▼

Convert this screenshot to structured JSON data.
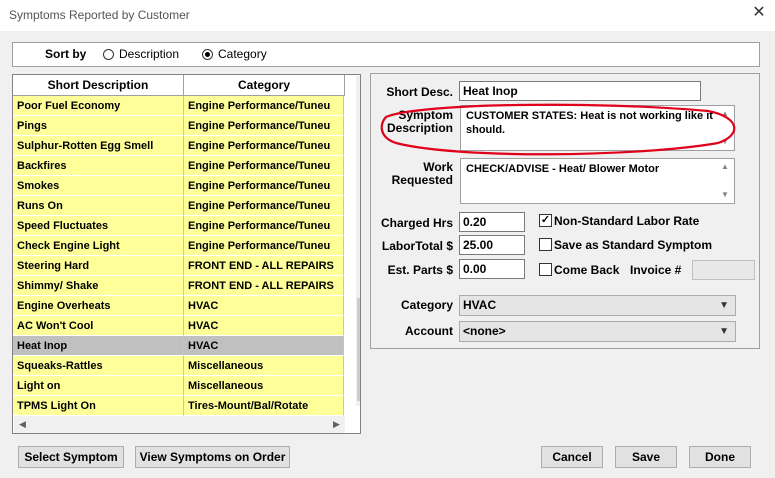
{
  "window": {
    "title": "Symptoms Reported by Customer",
    "close_glyph": "✕"
  },
  "sort": {
    "label": "Sort by",
    "options": [
      {
        "label": "Description",
        "selected": false
      },
      {
        "label": "Category",
        "selected": true
      }
    ]
  },
  "list": {
    "columns": [
      "Short Description",
      "Category"
    ],
    "rows": [
      {
        "desc": "Poor Fuel Economy",
        "cat": "Engine Performance/Tuneu"
      },
      {
        "desc": "Pings",
        "cat": "Engine Performance/Tuneu"
      },
      {
        "desc": "Sulphur-Rotten Egg Smell",
        "cat": "Engine Performance/Tuneu"
      },
      {
        "desc": "Backfires",
        "cat": "Engine Performance/Tuneu"
      },
      {
        "desc": "Smokes",
        "cat": "Engine Performance/Tuneu"
      },
      {
        "desc": "Runs On",
        "cat": "Engine Performance/Tuneu"
      },
      {
        "desc": "Speed Fluctuates",
        "cat": "Engine Performance/Tuneu"
      },
      {
        "desc": "Check Engine Light",
        "cat": "Engine Performance/Tuneu"
      },
      {
        "desc": "Steering Hard",
        "cat": "FRONT END - ALL REPAIRS"
      },
      {
        "desc": "Shimmy/ Shake",
        "cat": "FRONT END - ALL REPAIRS"
      },
      {
        "desc": "Engine Overheats",
        "cat": "HVAC"
      },
      {
        "desc": "AC Won't Cool",
        "cat": "HVAC"
      },
      {
        "desc": "Heat Inop",
        "cat": "HVAC",
        "selected": true
      },
      {
        "desc": "Squeaks-Rattles",
        "cat": "Miscellaneous"
      },
      {
        "desc": "Light on",
        "cat": "Miscellaneous"
      },
      {
        "desc": "TPMS Light On",
        "cat": "Tires-Mount/Bal/Rotate"
      }
    ]
  },
  "detail": {
    "short_desc_label": "Short Desc.",
    "short_desc_value": "Heat Inop",
    "symptom_label_1": "Symptom",
    "symptom_label_2": "Description",
    "symptom_value": "CUSTOMER STATES: Heat is not working like it should.",
    "work_label_1": "Work",
    "work_label_2": "Requested",
    "work_value": "CHECK/ADVISE - Heat/ Blower Motor",
    "charged_hrs_label": "Charged Hrs",
    "charged_hrs_value": "0.20",
    "labor_total_label": "LaborTotal $",
    "labor_total_value": "25.00",
    "est_parts_label": "Est. Parts $",
    "est_parts_value": "0.00",
    "nonstandard_label": "Non-Standard Labor Rate",
    "nonstandard_checked": true,
    "save_standard_label": "Save as Standard Symptom",
    "come_back_label": "Come Back",
    "invoice_label": "Invoice #",
    "category_label": "Category",
    "category_value": "HVAC",
    "account_label": "Account",
    "account_value": "<none>"
  },
  "buttons": {
    "select_symptom": "Select Symptom",
    "view_symptoms": "View Symptoms on Order",
    "cancel": "Cancel",
    "save": "Save",
    "done": "Done"
  },
  "colors": {
    "row_bg": "#ffff99",
    "selected_row_bg": "#c0c0c0",
    "annotation_red": "#e0001a"
  }
}
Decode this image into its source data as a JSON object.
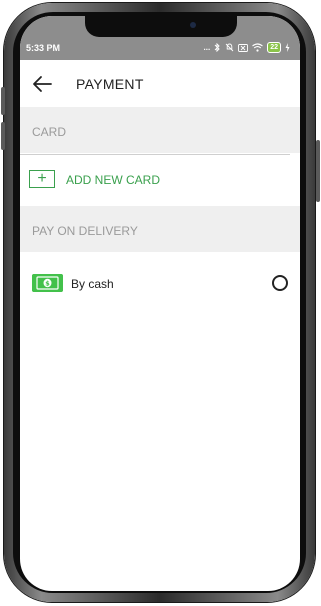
{
  "status_bar": {
    "time": "5:33 PM",
    "dots": "...",
    "battery": "22",
    "icons": [
      "bluetooth-icon",
      "mute-icon",
      "sim-off-icon",
      "wifi-icon",
      "battery-icon",
      "charging-icon"
    ]
  },
  "header": {
    "title": "PAYMENT",
    "back_icon": "arrow-left-icon"
  },
  "sections": {
    "card": {
      "title": "CARD",
      "add_label": "ADD NEW CARD",
      "add_icon": "plus-icon"
    },
    "pay_on_delivery": {
      "title": "PAY ON DELIVERY",
      "options": [
        {
          "label": "By cash",
          "icon": "cash-icon",
          "selected": false
        }
      ]
    }
  },
  "colors": {
    "accent": "#3aa04d",
    "cash": "#43c14b",
    "section_bg": "#efefef",
    "status_bar_bg": "#8d8d8d"
  }
}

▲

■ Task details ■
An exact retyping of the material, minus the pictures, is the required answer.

■ Result of the exercise ■
Convert this screenshot to structured JSON data.
{
  "window": {
    "title": "Symptoms Reported by Customer",
    "close_glyph": "✕"
  },
  "sort": {
    "label": "Sort by",
    "options": [
      {
        "label": "Description",
        "selected": false
      },
      {
        "label": "Category",
        "selected": true
      }
    ]
  },
  "list": {
    "columns": [
      "Short Description",
      "Category"
    ],
    "rows": [
      {
        "desc": "Poor Fuel Economy",
        "cat": "Engine Performance/Tuneu"
      },
      {
        "desc": "Pings",
        "cat": "Engine Performance/Tuneu"
      },
      {
        "desc": "Sulphur-Rotten Egg Smell",
        "cat": "Engine Performance/Tuneu"
      },
      {
        "desc": "Backfires",
        "cat": "Engine Performance/Tuneu"
      },
      {
        "desc": "Smokes",
        "cat": "Engine Performance/Tuneu"
      },
      {
        "desc": "Runs On",
        "cat": "Engine Performance/Tuneu"
      },
      {
        "desc": "Speed Fluctuates",
        "cat": "Engine Performance/Tuneu"
      },
      {
        "desc": "Check Engine Light",
        "cat": "Engine Performance/Tuneu"
      },
      {
        "desc": "Steering Hard",
        "cat": "FRONT END - ALL REPAIRS"
      },
      {
        "desc": "Shimmy/ Shake",
        "cat": "FRONT END - ALL REPAIRS"
      },
      {
        "desc": "Engine Overheats",
        "cat": "HVAC"
      },
      {
        "desc": "AC Won't Cool",
        "cat": "HVAC"
      },
      {
        "desc": "Heat Inop",
        "cat": "HVAC",
        "selected": true
      },
      {
        "desc": "Squeaks-Rattles",
        "cat": "Miscellaneous"
      },
      {
        "desc": "Light on",
        "cat": "Miscellaneous"
      },
      {
        "desc": "TPMS Light On",
        "cat": "Tires-Mount/Bal/Rotate"
      }
    ]
  },
  "detail": {
    "short_desc_label": "Short Desc.",
    "short_desc_value": "Heat Inop",
    "symptom_label_1": "Symptom",
    "symptom_label_2": "Description",
    "symptom_value": "CUSTOMER STATES: Heat is not working like it should.",
    "work_label_1": "Work",
    "work_label_2": "Requested",
    "work_value": "CHECK/ADVISE - Heat/ Blower Motor",
    "charged_hrs_label": "Charged Hrs",
    "charged_hrs_value": "0.20",
    "labor_total_label": "LaborTotal $",
    "labor_total_value": "25.00",
    "est_parts_label": "Est. Parts $",
    "est_parts_value": "0.00",
    "nonstandard_label": "Non-Standard Labor Rate",
    "nonstandard_checked": true,
    "save_standard_label": "Save as Standard Symptom",
    "come_back_label": "Come Back",
    "invoice_label": "Invoice #",
    "category_label": "Category",
    "category_value": "HVAC",
    "account_label": "Account",
    "account_value": "<none>"
  },
  "buttons": {
    "select_symptom": "Select Symptom",
    "view_symptoms": "View Symptoms on Order",
    "cancel": "Cancel",
    "save": "Save",
    "done": "Done"
  },
  "colors": {
    "row_bg": "#ffff99",
    "selected_row_bg": "#c0c0c0",
    "annotation_red": "#e0001a"
  }
}
Decode this image into its source data as a JSON object.
{
  "status_bar": {
    "time": "5:33 PM",
    "dots": "...",
    "battery": "22",
    "icons": [
      "bluetooth-icon",
      "mute-icon",
      "sim-off-icon",
      "wifi-icon",
      "battery-icon",
      "charging-icon"
    ]
  },
  "header": {
    "title": "PAYMENT",
    "back_icon": "arrow-left-icon"
  },
  "sections": {
    "card": {
      "title": "CARD",
      "add_label": "ADD NEW CARD",
      "add_icon": "plus-icon"
    },
    "pay_on_delivery": {
      "title": "PAY ON DELIVERY",
      "options": [
        {
          "label": "By cash",
          "icon": "cash-icon",
          "selected": false
        }
      ]
    }
  },
  "colors": {
    "accent": "#3aa04d",
    "cash": "#43c14b",
    "section_bg": "#efefef",
    "status_bar_bg": "#8d8d8d"
  }
}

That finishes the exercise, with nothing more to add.